I’ve also learned that Saul’s lesson has come to me in many forms throughout the course of my life. For instance, many years ago I directed plays and, because I am also a visual artist, I was often in the position of designing the sets as well. With great love and humor, another terrific mentor watched as I struggled with my dual role. He gently showed me that I was orienting my designs according to the budget and construction limitations I perceived. I was working in the wrong order, asking “how” before lingering in the potential.   He told me that I needed to “Live first in the possibilities.” Design/orient according to the potential and not the limitations.

To live first in the possibilities is to walk the imagination without a leash. It is to let the imagination run wild. What is beyond your capacity to imagine? What is possible beyond the boundaries of belief? At one point in my life cell phones were science fiction. Today, they are ordinary.
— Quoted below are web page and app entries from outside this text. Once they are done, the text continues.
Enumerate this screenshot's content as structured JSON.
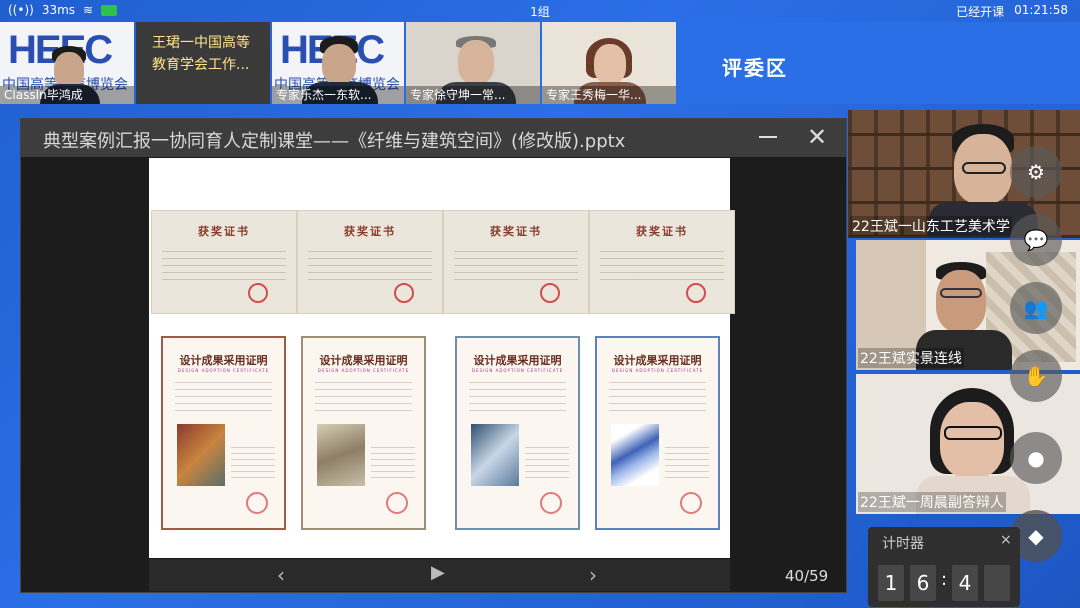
{
  "status": {
    "signal_ms": "33ms",
    "group": "1组",
    "class_state": "已经开课",
    "clock": "01:21:58"
  },
  "top_strip": [
    {
      "label": "ClassIn毕鸿成"
    },
    {
      "label": "王珺一中国高等教育学会工作..."
    },
    {
      "label": "专家乐杰一东软..."
    },
    {
      "label": "专家徐守坤一常..."
    },
    {
      "label": "专家王秀梅一华..."
    }
  ],
  "expo_logo": {
    "text": "HEEC",
    "sub": "中国高等教育博览会"
  },
  "judge_area": "评委区",
  "document": {
    "title": "典型案例汇报一协同育人定制课堂——《纤维与建筑空间》(修改版).pptx",
    "page": "40/59",
    "certs": [
      "获奖证书",
      "获奖证书",
      "获奖证书",
      "获奖证书"
    ],
    "proofs": [
      {
        "title": "设计成果采用证明",
        "en": "DESIGN ADOPTION CERTIFICATE",
        "color": "#a25a48"
      },
      {
        "title": "设计成果采用证明",
        "en": "DESIGN ADOPTION CERTIFICATE",
        "color": "#9f8f76"
      },
      {
        "title": "设计成果采用证明",
        "en": "DESIGN ADOPTION CERTIFICATE",
        "color": "#6f8fae"
      },
      {
        "title": "设计成果采用证明",
        "en": "DESIGN ADOPTION CERTIFICATE",
        "color": "#5d7fc4"
      }
    ]
  },
  "right_videos": [
    {
      "label": "22王斌一山东工艺美术学"
    },
    {
      "label": "22王斌实景连线"
    },
    {
      "label": "22王斌一周晨副答辩人"
    }
  ],
  "tools": [
    "gear-icon",
    "chat-icon",
    "people-icon",
    "hand-icon",
    "record-icon",
    "eraser-icon"
  ],
  "timer": {
    "label": "计时器",
    "digits": [
      "1",
      "6",
      "4",
      ""
    ],
    "close": "×"
  },
  "colors": {
    "accent": "#2b6fe6",
    "window": "#1c1c1c"
  }
}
Look beyond the opponent. Orient to your own concern. Imagine how life might change if instead of asking, “Can we do this?” we began by asking, “What’s possible?” And then aim for the field.

title_pageGo here to buy hard copies (and Kindle) of my latest book: The Seer: The Mind of the Entrepreneur, Artist, Visionary, Innovator, Seeker, Learner, Leader, Creator,…You.

Go here for all digital forms of The Seer.

Yoga Series 7Go here for fine art prints of my paintings

Meet The Beautiful

688. Join me in inspiring truly powerful people. Each day I will add a new thought, story or idea to support your quest and mine.

It is one of those glorious clear nights in Seattle and the moon is round and bright and high in the sky. I was leaving the Samurai Noodle restaurant, one of those lovely tiny crannies turned into a food establishment. It’s the kind of place where you need to keep your elbows in tight or you’ll upset the table next to you and nobody cares because the chili noodles and genmaicha are to die for (the noodles are homemade, the tea is renowned, the food moans are genuine).

I stepped out into the cold night and was stopped in my tracks by the moon. I was not the only one who paused in my arc from here to there. Shoppers from the grocery store stopped, too. The moon called and we took a moment to listen. In a city where the lights blot out most of the stars and we the people are in a perpetual rush to be somewhere else, it requires a potent call to reach us, to make us look up from the ground, to bring us to a full stop for just one moment. And, in that moment, we touch that deepest of human places, the appreciation of beauty, a single breath given to the sublime.

Because the good people at the Samurai Noodle gave me a to-go cup and more hot water for my tea, I decided to sit for a while and watch people answer the call of the moon and touch the transcendent. My favorite part is the moment of recognition, the moment that the light of the moon stops the story, and for an instant, peoples’ faces relax and reflect the light back at the moon; just for an instant, a single breath, the beautiful meets the beautiful, time suspends, and there is not discerning which heavenly body is the source of the light.